“Each awardee has dedicated their professional efforts to ensuring our community can achieve its goals through embracing individual difference and prioritizing equitable practices,” said Mead.
As the director of college programs in UM’s Division of Outreach, Antonow works to open the doors of opportunity for students to participate in meaningful experiential learning that can lead to career advancement through the UM StudyUSA and Internship Experience programs.
Also, under her direction is the UM iStudy program that allows students to complete UM courses from anywhere in the world in order to stay on track for graduation. The program has grown exponentially over the years and includes providing access to iStudy courses for incarcerated students in Mississippi who are working to continue their education.
While overseeing this growing department, she has also served as the chair of the Chancellor’s Commission on the Status of Women, investigating and proposing ideas to UM officials on how to correct and prevent gender-based pay inequities among other initiatives.
“My work with the Chancellor’s Commission on the Status of Women has been some of the most rewarding work in which I have been involved,” Antonow said.
“Collaborating with women faculty, staff, and students from across campus has been enlightening, empowering, and very productive.”
The Commission shared recommendations regarding childcare, women's professional advancement, violence prevention, work-life balance, and parental leave issues.
Antonow also became UM’s first Child Care Fellow in 2018, researching student-parent needs and creating a five-year plan for the expansion of childcare at UM.
As an instructional assistant professor in UM’s Higher Education department, Antonow says she has had the opportunity to teach courses that focus on ethics, equity, and social justice that facilitate open and honest discussions around race, ethnicity, gender, sexual orientation, religion, national origin, political ideology, and more.
“It has been particularly rewarding to work with the next generation of educational leaders,” Antonow said. “Some discussions can be challenging, but with the diverse group of practitioner-scholars we have in the Ed.D. program, it has been inspiring.”
Antonow grew up in Oxford and graduated from the University of Texas at Arlington and later the Parsons New School of Design in New York. She worked in architectural lighting design in New York City before moving back to her hometown in 1995 to start a design practice and be closer to family.

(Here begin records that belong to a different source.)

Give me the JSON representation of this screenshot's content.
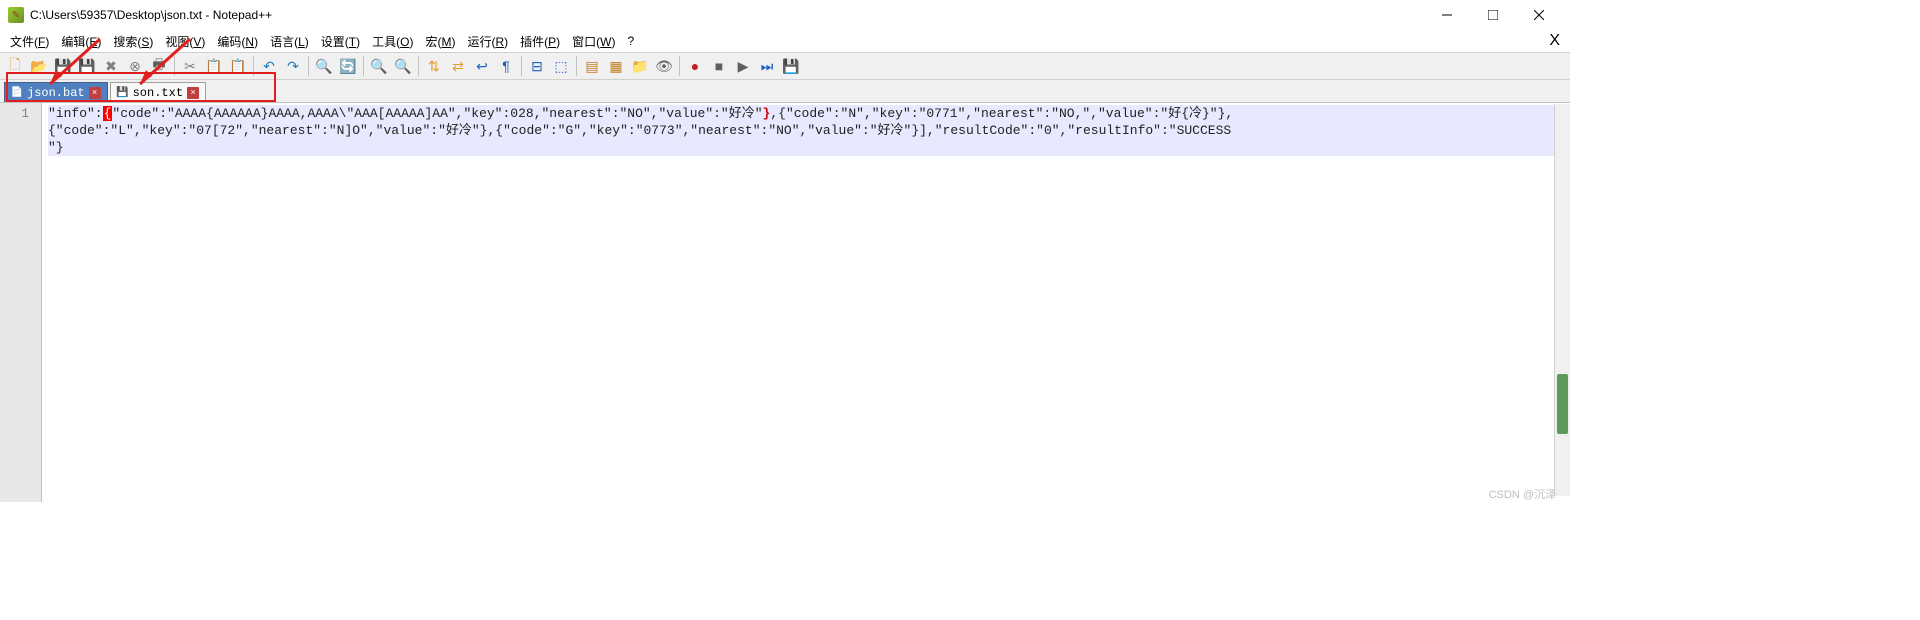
{
  "window": {
    "title": "C:\\Users\\59357\\Desktop\\json.txt - Notepad++"
  },
  "menu": {
    "items": [
      {
        "label": "文件",
        "accel": "F"
      },
      {
        "label": "编辑",
        "accel": "E"
      },
      {
        "label": "搜索",
        "accel": "S"
      },
      {
        "label": "视图",
        "accel": "V"
      },
      {
        "label": "编码",
        "accel": "N"
      },
      {
        "label": "语言",
        "accel": "L"
      },
      {
        "label": "设置",
        "accel": "T"
      },
      {
        "label": "工具",
        "accel": "O"
      },
      {
        "label": "宏",
        "accel": "M"
      },
      {
        "label": "运行",
        "accel": "R"
      },
      {
        "label": "插件",
        "accel": "P"
      },
      {
        "label": "窗口",
        "accel": "W"
      },
      {
        "label": "?",
        "accel": ""
      }
    ]
  },
  "toolbar": {
    "buttons": [
      {
        "name": "new-file-icon",
        "glyph": "🗋",
        "color": "#e0a030"
      },
      {
        "name": "open-file-icon",
        "glyph": "📂",
        "color": "#e0a030"
      },
      {
        "name": "save-icon",
        "glyph": "💾",
        "color": "#4060c0"
      },
      {
        "name": "save-all-icon",
        "glyph": "💾",
        "color": "#4060c0"
      },
      {
        "name": "close-icon",
        "glyph": "✖",
        "color": "#808080"
      },
      {
        "name": "close-all-icon",
        "glyph": "⊗",
        "color": "#808080"
      },
      {
        "name": "print-icon",
        "glyph": "🖶",
        "color": "#606060"
      },
      {
        "sep": true
      },
      {
        "name": "cut-icon",
        "glyph": "✂",
        "color": "#808080"
      },
      {
        "name": "copy-icon",
        "glyph": "📋",
        "color": "#e0a030"
      },
      {
        "name": "paste-icon",
        "glyph": "📋",
        "color": "#e0a030"
      },
      {
        "sep": true
      },
      {
        "name": "undo-icon",
        "glyph": "↶",
        "color": "#2080c0"
      },
      {
        "name": "redo-icon",
        "glyph": "↷",
        "color": "#2080c0"
      },
      {
        "sep": true
      },
      {
        "name": "find-icon",
        "glyph": "🔍",
        "color": "#606060"
      },
      {
        "name": "replace-icon",
        "glyph": "🔄",
        "color": "#606060"
      },
      {
        "sep": true
      },
      {
        "name": "zoom-in-icon",
        "glyph": "🔍",
        "color": "#20a020"
      },
      {
        "name": "zoom-out-icon",
        "glyph": "🔍",
        "color": "#c02020"
      },
      {
        "sep": true
      },
      {
        "name": "sync-v-icon",
        "glyph": "⇅",
        "color": "#e0a030"
      },
      {
        "name": "sync-h-icon",
        "glyph": "⇄",
        "color": "#e0a030"
      },
      {
        "name": "wrap-icon",
        "glyph": "↩",
        "color": "#2060c0"
      },
      {
        "name": "all-chars-icon",
        "glyph": "¶",
        "color": "#2060c0"
      },
      {
        "sep": true
      },
      {
        "name": "indent-guide-icon",
        "glyph": "⊟",
        "color": "#2060c0"
      },
      {
        "name": "lang-icon",
        "glyph": "⬚",
        "color": "#2060c0"
      },
      {
        "sep": true
      },
      {
        "name": "doc-map-icon",
        "glyph": "▤",
        "color": "#c08020"
      },
      {
        "name": "func-list-icon",
        "glyph": "▦",
        "color": "#c08020"
      },
      {
        "name": "folder-icon",
        "glyph": "📁",
        "color": "#e0a030"
      },
      {
        "name": "monitor-icon",
        "glyph": "👁",
        "color": "#606060"
      },
      {
        "sep": true
      },
      {
        "name": "record-icon",
        "glyph": "●",
        "color": "#c02020"
      },
      {
        "name": "stop-icon",
        "glyph": "■",
        "color": "#606060"
      },
      {
        "name": "play-icon",
        "glyph": "▶",
        "color": "#606060"
      },
      {
        "name": "play-multi-icon",
        "glyph": "⏭",
        "color": "#2060c0"
      },
      {
        "name": "save-macro-icon",
        "glyph": "💾",
        "color": "#2060c0"
      }
    ]
  },
  "tabs": [
    {
      "name": "json.bat",
      "active": false,
      "icon": "file-icon"
    },
    {
      "name": "son.txt",
      "active": true,
      "icon": "save-icon"
    }
  ],
  "editor": {
    "line_number": "1",
    "line1_prefix": "\"info\":",
    "line1_brace_open": "{",
    "line1_mid": "\"code\":\"AAAA{AAAAAA}AAAA,AAAA\\\"AAA[AAAAA]AA\",\"key\":028,\"nearest\":\"NO\",\"value\":\"好冷\"",
    "line1_brace_close": "}",
    "line1_suffix": ",{\"code\":\"N\",\"key\":\"0771\",\"nearest\":\"NO,\",\"value\":\"好{冷}\"},",
    "line2": "{\"code\":\"L\",\"key\":\"07[72\",\"nearest\":\"N]O\",\"value\":\"好冷\"},{\"code\":\"G\",\"key\":\"0773\",\"nearest\":\"NO\",\"value\":\"好冷\"}],\"resultCode\":\"0\",\"resultInfo\":\"SUCCESS",
    "line3": "\"}"
  },
  "watermark": "CSDN @沉泽"
}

Antonow said that she has seen many changes for the better in our community over the years, and she has been happy to have played a role.
“Conversations about diversity and inclusion were not as common when I moved back to Oxford in the 90s. People did good work that helped further the efforts, but it’s more clearly defined now.”

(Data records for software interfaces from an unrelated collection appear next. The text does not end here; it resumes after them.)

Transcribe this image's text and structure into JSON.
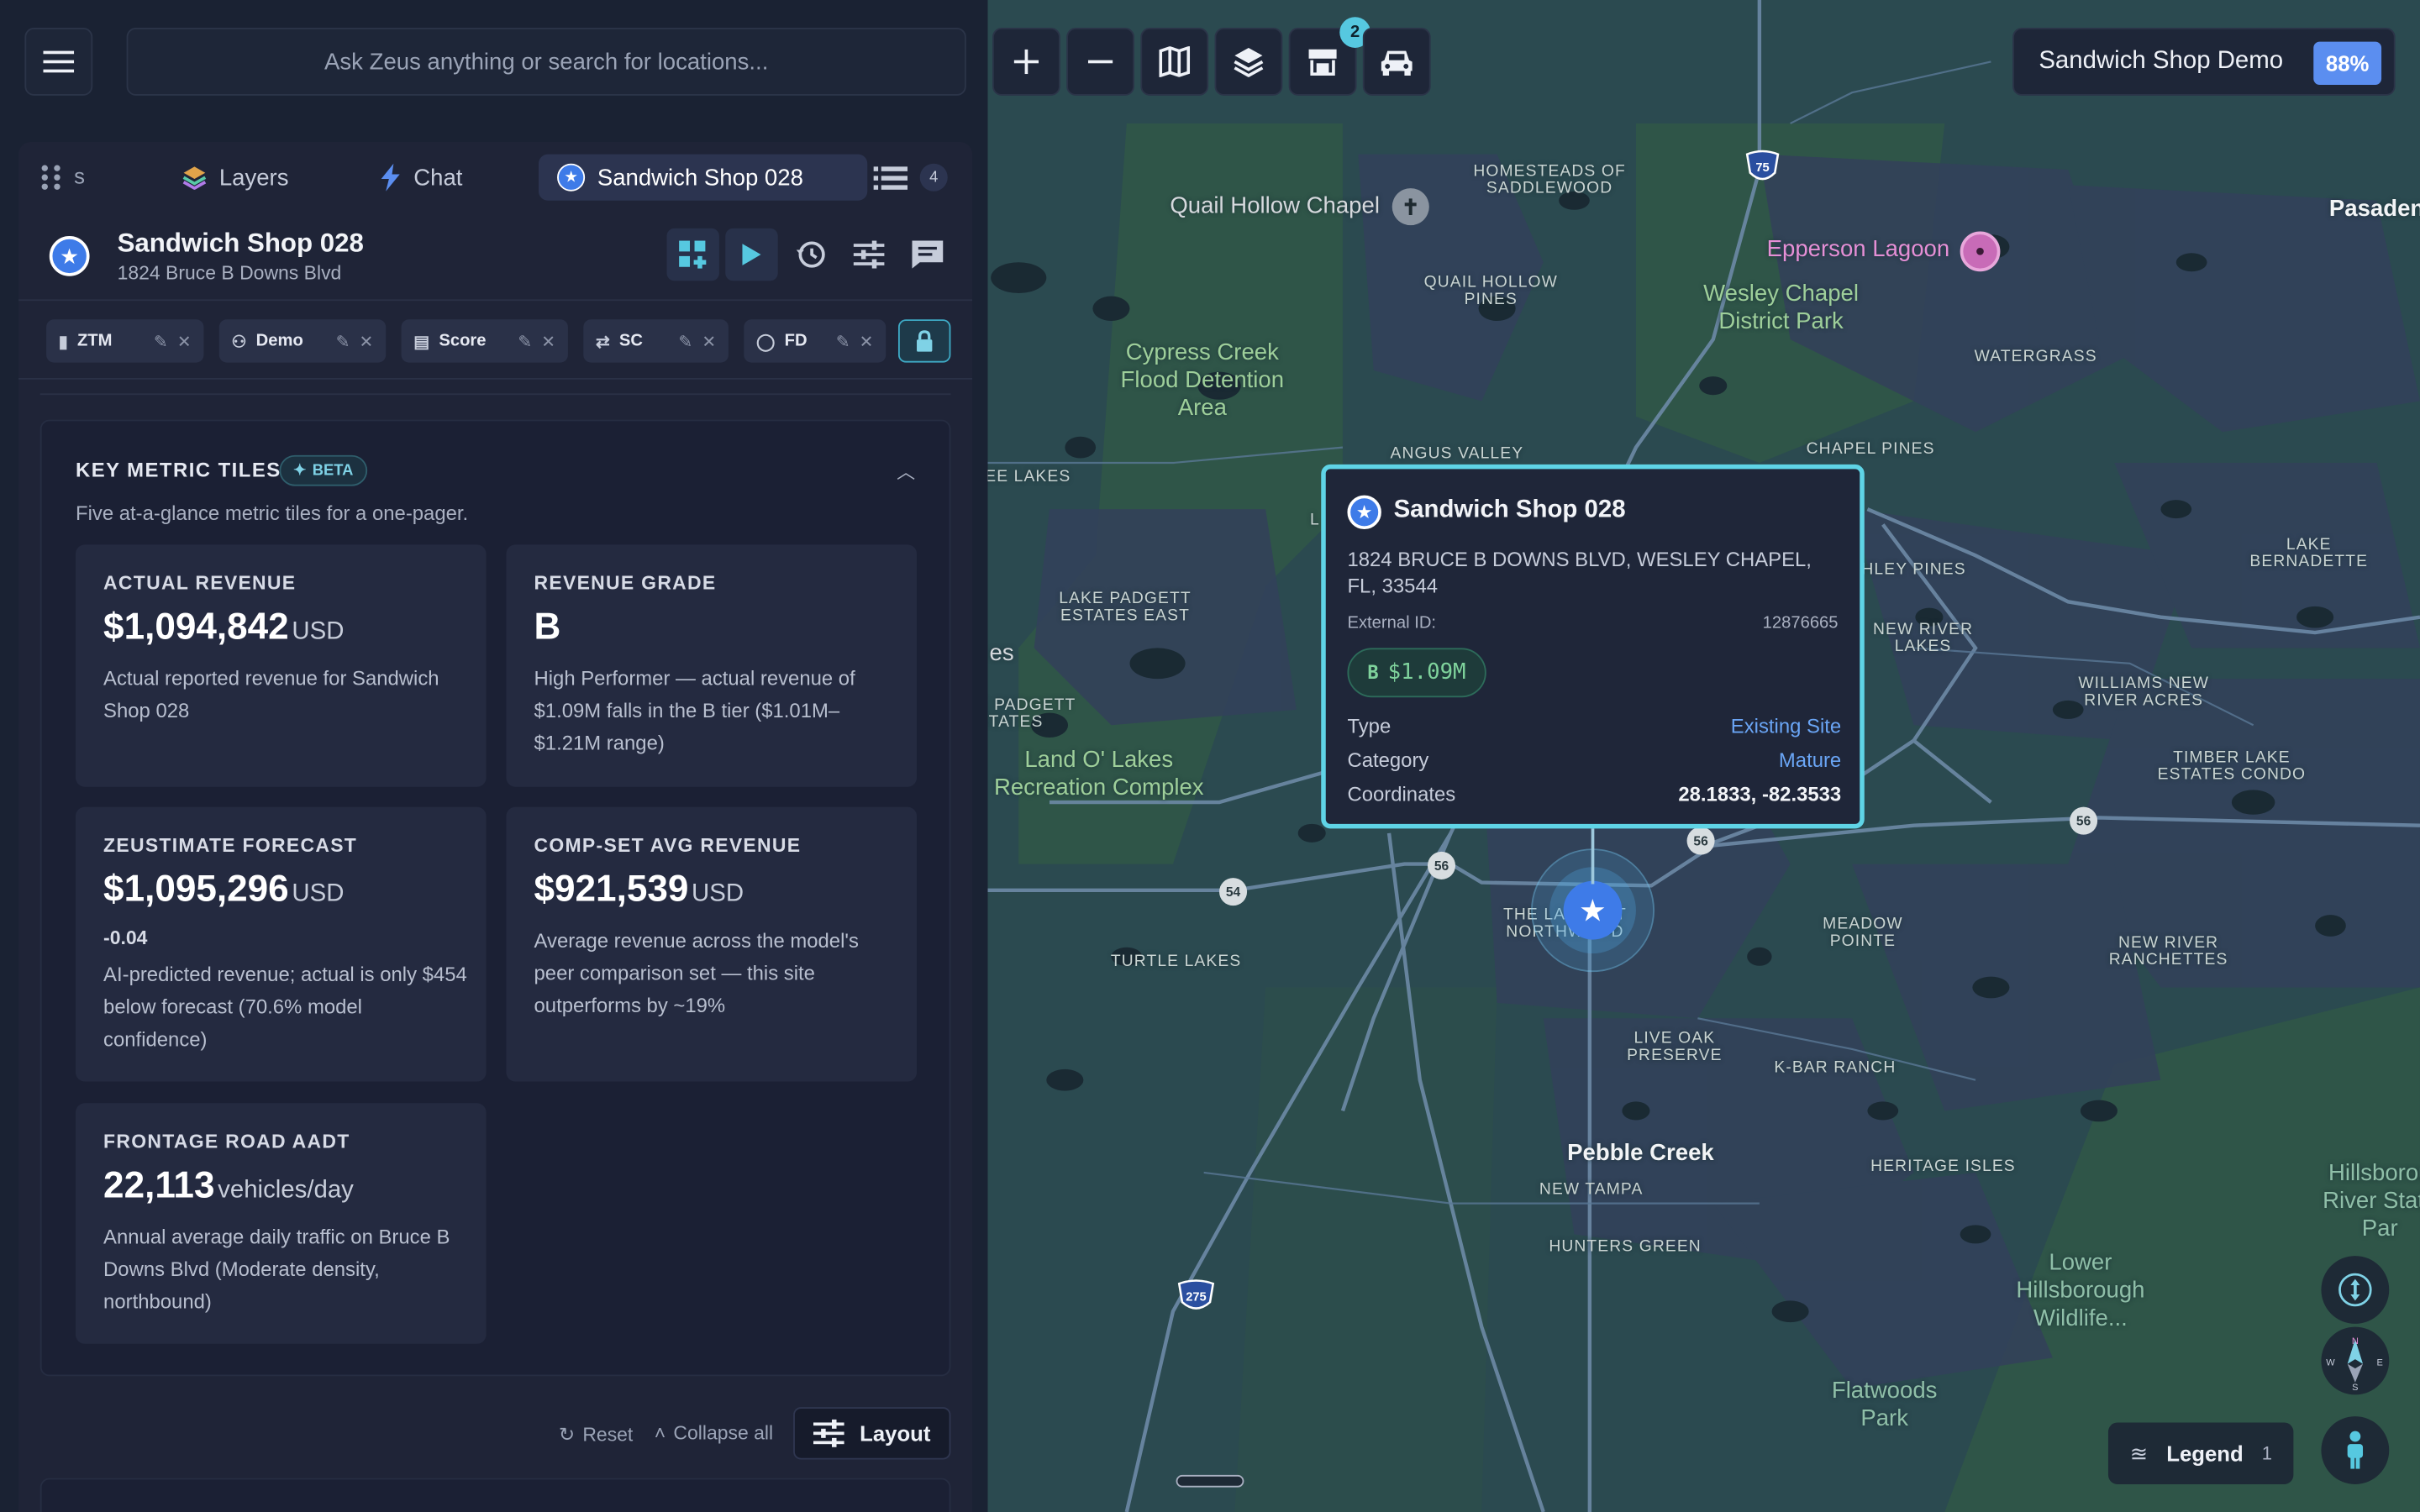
{
  "topbar": {
    "search_placeholder": "Ask Zeus anything or search for locations...",
    "stores_badge": "2",
    "project_name": "Sandwich Shop Demo",
    "project_pct": "88%"
  },
  "panel": {
    "tabs": [
      {
        "label": "Layers"
      },
      {
        "label": "Chat"
      },
      {
        "label": "Sandwich Shop 028"
      }
    ],
    "list_count": "4",
    "site": {
      "title": "Sandwich Shop 028",
      "address": "1824 Bruce B Downs Blvd"
    },
    "chips": [
      {
        "label": "ZTM"
      },
      {
        "label": "Demo"
      },
      {
        "label": "Score"
      },
      {
        "label": "SC"
      },
      {
        "label": "FD"
      }
    ],
    "section": {
      "title": "KEY METRIC TILES",
      "beta": "BETA",
      "subtitle": "Five at-a-glance metric tiles for a one-pager."
    },
    "tiles": [
      {
        "label": "ACTUAL REVENUE",
        "value": "$1,094,842",
        "unit": "USD",
        "desc": "Actual reported revenue for Sandwich Shop 028"
      },
      {
        "label": "REVENUE GRADE",
        "value": "B",
        "unit": "",
        "desc": "High Performer — actual revenue of $1.09M falls in the B tier ($1.01M–$1.21M range)"
      },
      {
        "label": "ZEUSTIMATE FORECAST",
        "value": "$1,095,296",
        "unit": "USD",
        "delta": "-0.04",
        "desc": "AI-predicted revenue; actual is only $454 below forecast (70.6% model confidence)"
      },
      {
        "label": "COMP-SET AVG REVENUE",
        "value": "$921,539",
        "unit": "USD",
        "desc": "Average revenue across the model's peer comparison set — this site outperforms by ~19%"
      },
      {
        "label": "FRONTAGE ROAD AADT",
        "value": "22,113",
        "unit": "vehicles/day",
        "desc": "Annual average daily traffic on Bruce B Downs Blvd (Moderate density, northbound)"
      }
    ],
    "footer": {
      "reset": "Reset",
      "collapse": "Collapse all",
      "layout": "Layout"
    }
  },
  "popup": {
    "title": "Sandwich Shop 028",
    "address": "1824 BRUCE B DOWNS BLVD, WESLEY CHAPEL, FL, 33544",
    "external_id_label": "External ID:",
    "external_id": "12876665",
    "grade_badge": "$1.09M",
    "grade_letter": "B",
    "rows": [
      {
        "label": "Type",
        "value": "Existing Site"
      },
      {
        "label": "Category",
        "value": "Mature"
      },
      {
        "label": "Coordinates",
        "value": "28.1833, -82.3533"
      }
    ]
  },
  "map": {
    "labels": {
      "homesteads": "HOMESTEADS OF SADDLEWOOD",
      "quail_hollow_chapel": "Quail Hollow Chapel",
      "epperson": "Epperson Lagoon",
      "pasadena": "Pasaden",
      "quail_hollow_pines": "QUAIL HOLLOW PINES",
      "wesley_chapel": "Wesley Chapel District Park",
      "cypress_creek": "Cypress Creek Flood Detention Area",
      "watergrass": "WATERGRASS",
      "angus_valley": "ANGUS VALLEY",
      "chapel_pines": "CHAPEL PINES",
      "lakes_left": "EE LAKES",
      "lake_bernadette": "LAKE BERNADETTE",
      "ley_pines": "HLEY PINES",
      "lake_padgett_east": "LAKE PADGETT ESTATES EAST",
      "new_river_lakes": "NEW RIVER LAKES",
      "es": "es",
      "williams_new_river": "WILLIAMS NEW RIVER ACRES",
      "padgett_states": "E PADGETT STATES",
      "land_o_lakes": "Land O' Lakes Recreation Complex",
      "timber_lake": "TIMBER LAKE ESTATES CONDO",
      "the_lakes_northwood": "THE LAKES AT NORTHWOOD",
      "meadow_pointe": "MEADOW POINTE",
      "turtle_lakes": "TURTLE LAKES",
      "new_river_ranchettes": "NEW RIVER RANCHETTES",
      "live_oak": "LIVE OAK PRESERVE",
      "k_bar": "K-BAR RANCH",
      "pebble_creek": "Pebble Creek",
      "new_tampa": "NEW TAMPA",
      "heritage_isles": "HERITAGE ISLES",
      "hillsborough_river": "Hillsborou River State Par",
      "hunters_green": "HUNTERS GREEN",
      "lower_hillsborough": "Lower Hillsborough Wildlife...",
      "flatwoods": "Flatwoods Park",
      "l_fragment": "L"
    },
    "shields": {
      "i75": "75",
      "i275": "275",
      "r54": "54",
      "r56a": "56",
      "r56b": "56",
      "r56c": "56"
    },
    "legend_label": "Legend",
    "legend_count": "1",
    "compass": {
      "n": "N",
      "w": "W",
      "e": "E",
      "s": "S"
    }
  }
}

In 1997, as the then-president of the Yoknapatawpha Arts Council, Antonow was involved with President Clinton's "One America: The President's Initiative on Race" dialogue where she was able to speak about the role the arts can play in building community across race.
In 2004, she was involved with the creation of PFLAG in Oxford- an organization that provides support to families, friends, and members of the LGBTQ+ community.
“I feel like there has been a cultural change over this past year,” said Antonow. “This past summer, with racial violence and the massive protests in response, have made me realize that I have so much more to learn and to do myself.
“People are realizing that this equity work to include all has to be part of the infrastructure, it can’t just be a few well-intended people trying to fix everything.”
Antonow said she is most interested in pursuits that result in real change.
“I acknowledge people from different backgrounds are part of the community, and I want to do whatever I can to make sure their voices are heard; that they are in positions of influence; and that they have the economic and political means to help themselves and help others.”
“I believe people who are in a position to help create change have an obligation to try to make things better for everyone.
“That is why my commitment to this work is so important to me.”
Antonow shares this year’s award with George Door, UM professor of music; Arthur Doctor, director of fraternity and sorority life at UM, and Katie McClendon, the director of student affairs for the department of pharmacy practice at the UM Medical Center.